|U.S. Classification||229/153, 229/906, 229/152|
|Cooperative Classification||Y10S229/906, B65D5/2057|
|May 5, 2000||AS||Assignment|
Owner name: PUZANT KHATCHADOURIAN, NEW YORK
Free format text: ASSIGNMENT OF ASSIGNORS INTEREST;ASSIGNOR:KOUYOUMDJIAN, KRIKOR;REEL/FRAME:010782/0547
Effective date: 20000502
|Jan 11, 2005||FPAY||Fee payment|
Year of fee payment: 4

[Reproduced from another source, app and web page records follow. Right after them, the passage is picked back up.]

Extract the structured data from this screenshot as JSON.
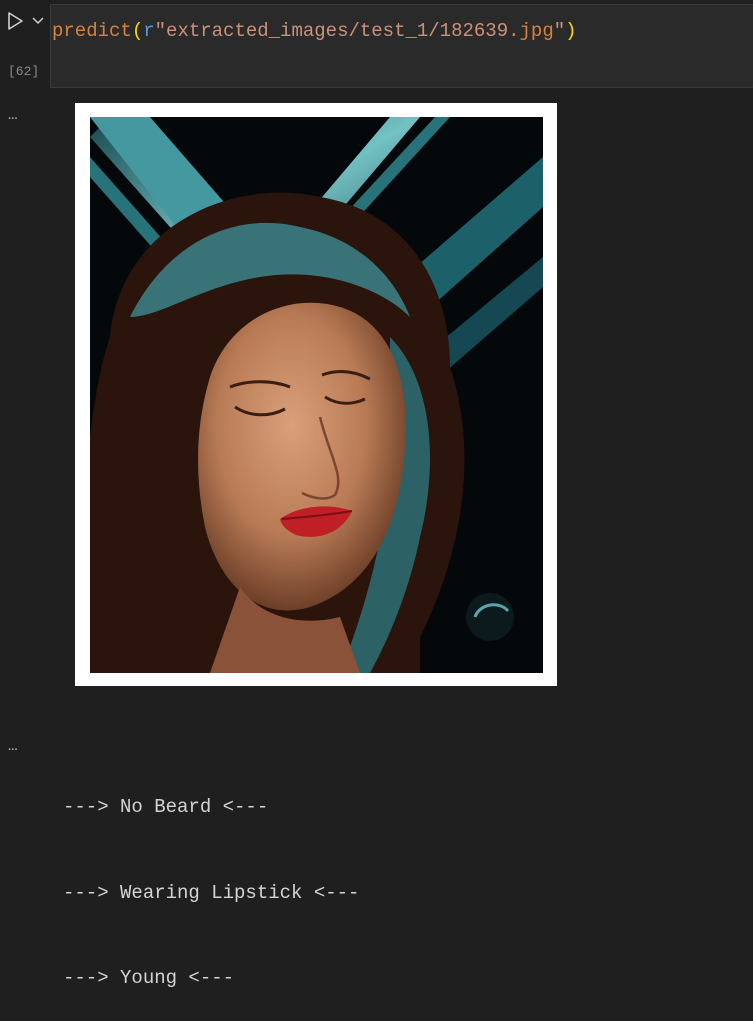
{
  "cell": {
    "execution_count": "[62]",
    "code": {
      "func": "predict",
      "open_paren": "(",
      "prefix": "r",
      "string_a": "\"extracted_images/test_1/182639",
      "string_ext": ".jpg",
      "string_close": "\"",
      "close_paren": ")"
    }
  },
  "output": {
    "more_label": "…",
    "image_alt": "woman with curly teal-lit hair and red lipstick against a dark background",
    "results": [
      "---> No Beard <---",
      "---> Wearing Lipstick <---",
      "---> Young <---"
    ]
  },
  "colors": {
    "background": "#1f1f1f",
    "editor_bg": "#2a2a2a",
    "string": "#ce9178",
    "function": "#dcdcaa"
  },
  "icons": [
    "play-icon",
    "chevron-down-icon",
    "more-icon"
  ]
}
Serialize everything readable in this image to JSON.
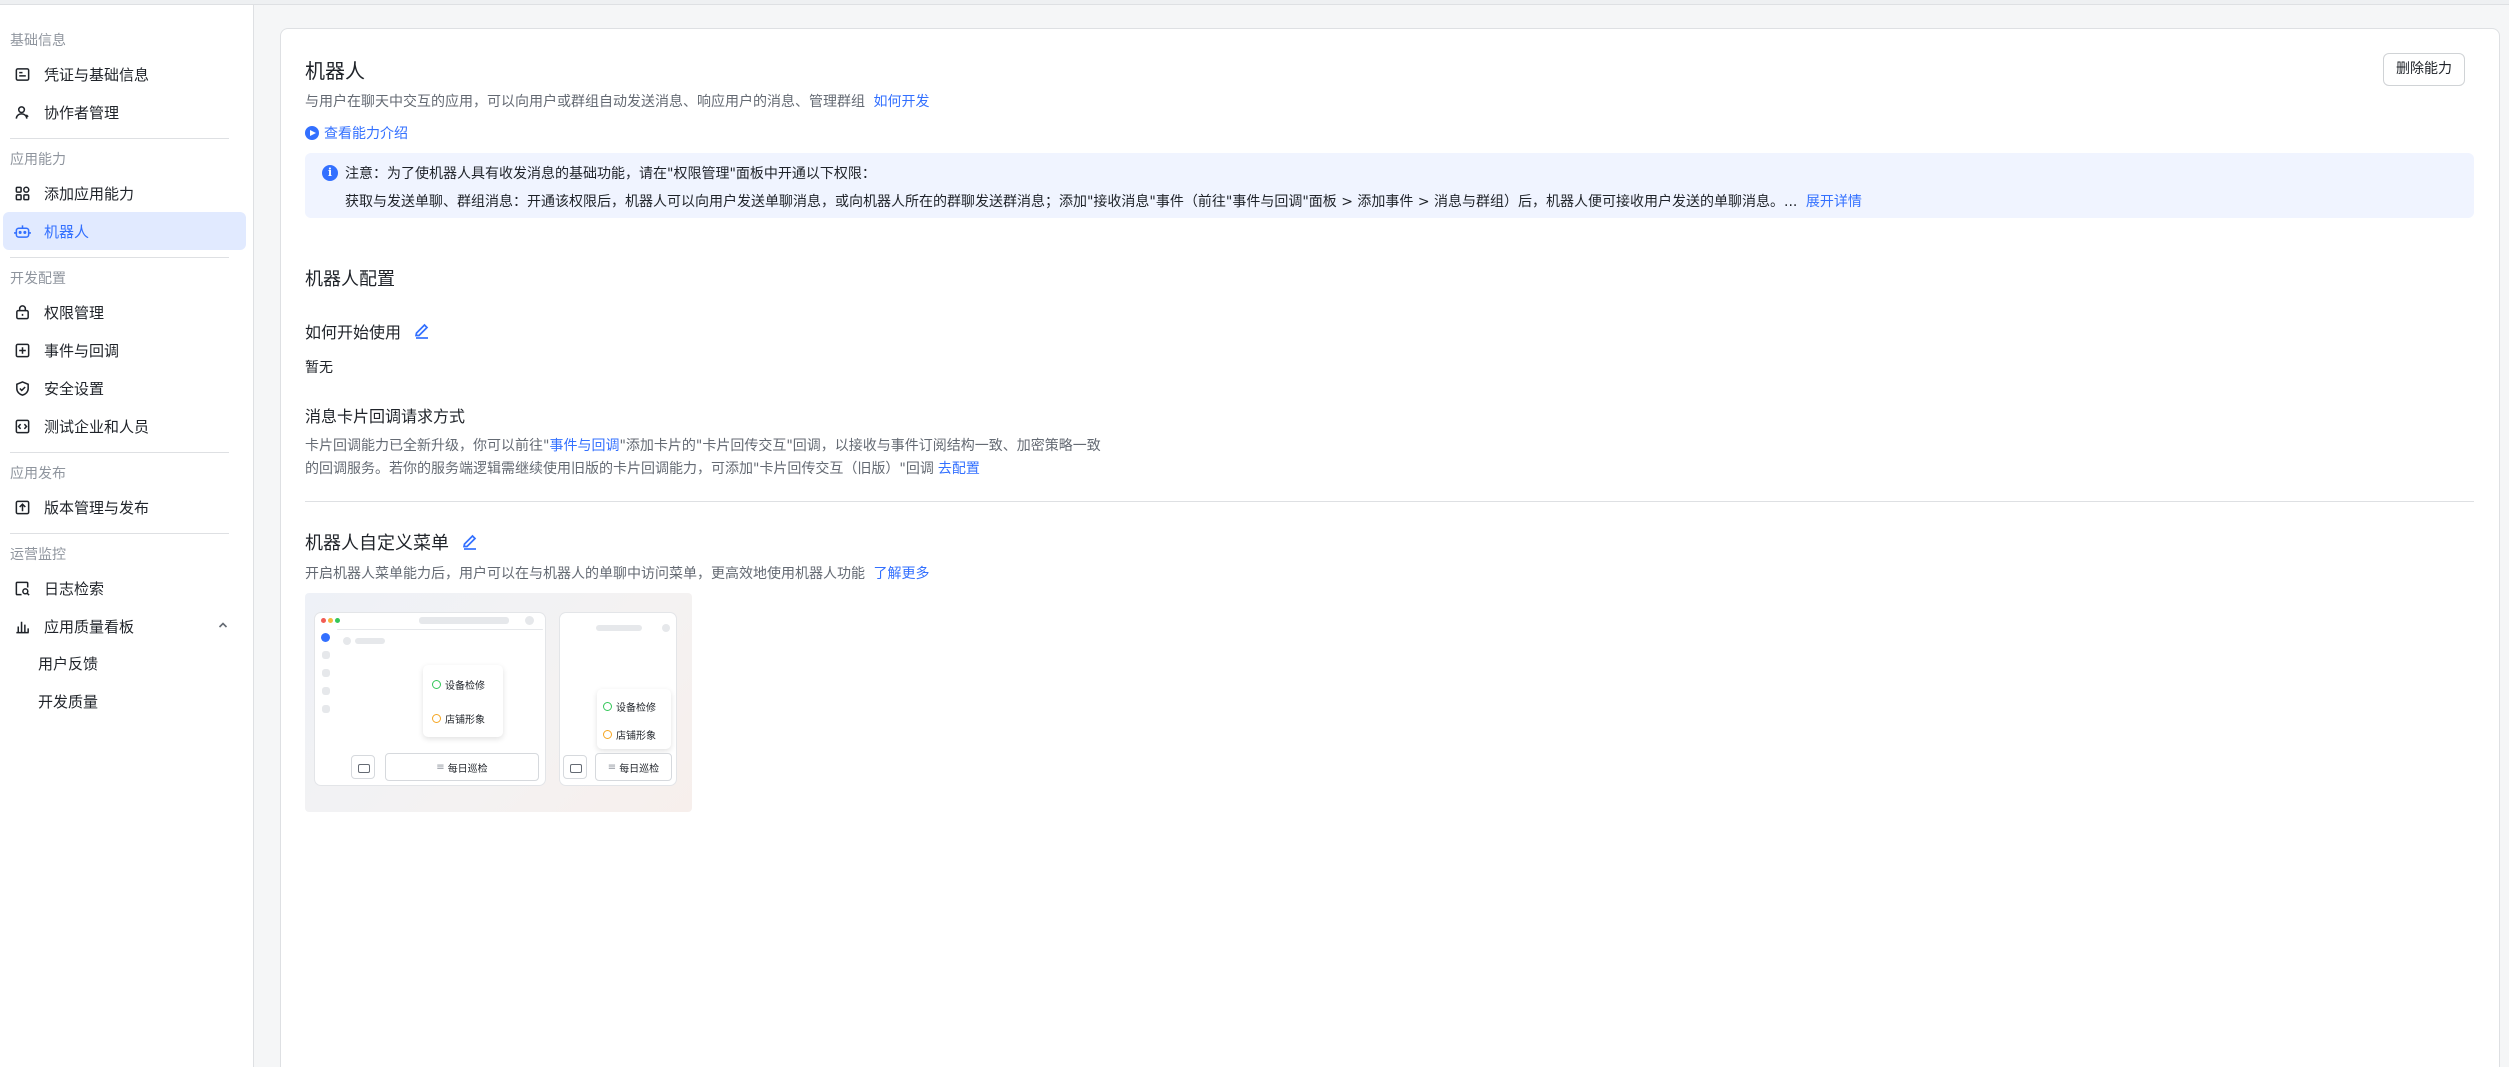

|Dec 28, 2005||AS||Assignment|
Owner name: K & G ENTERPRISES LLC, NEW YORK
Free format text: ASSIGNMENT OF ASSIGNORS INTEREST;ASSIGNOR:KHATCHADOURIAN, PUZANT;REEL/FRAME:017411/0300
Effective date: 20051202
|Feb 16, 2009||REMI||Maintenance fee reminder mailed|
|Aug 7, 2009||LAPS||Lapse for failure to pay maintenance fees|
|Sep 29, 2009||FP||Expired due to failure to pay maintenance fee|
Effective date: 20090807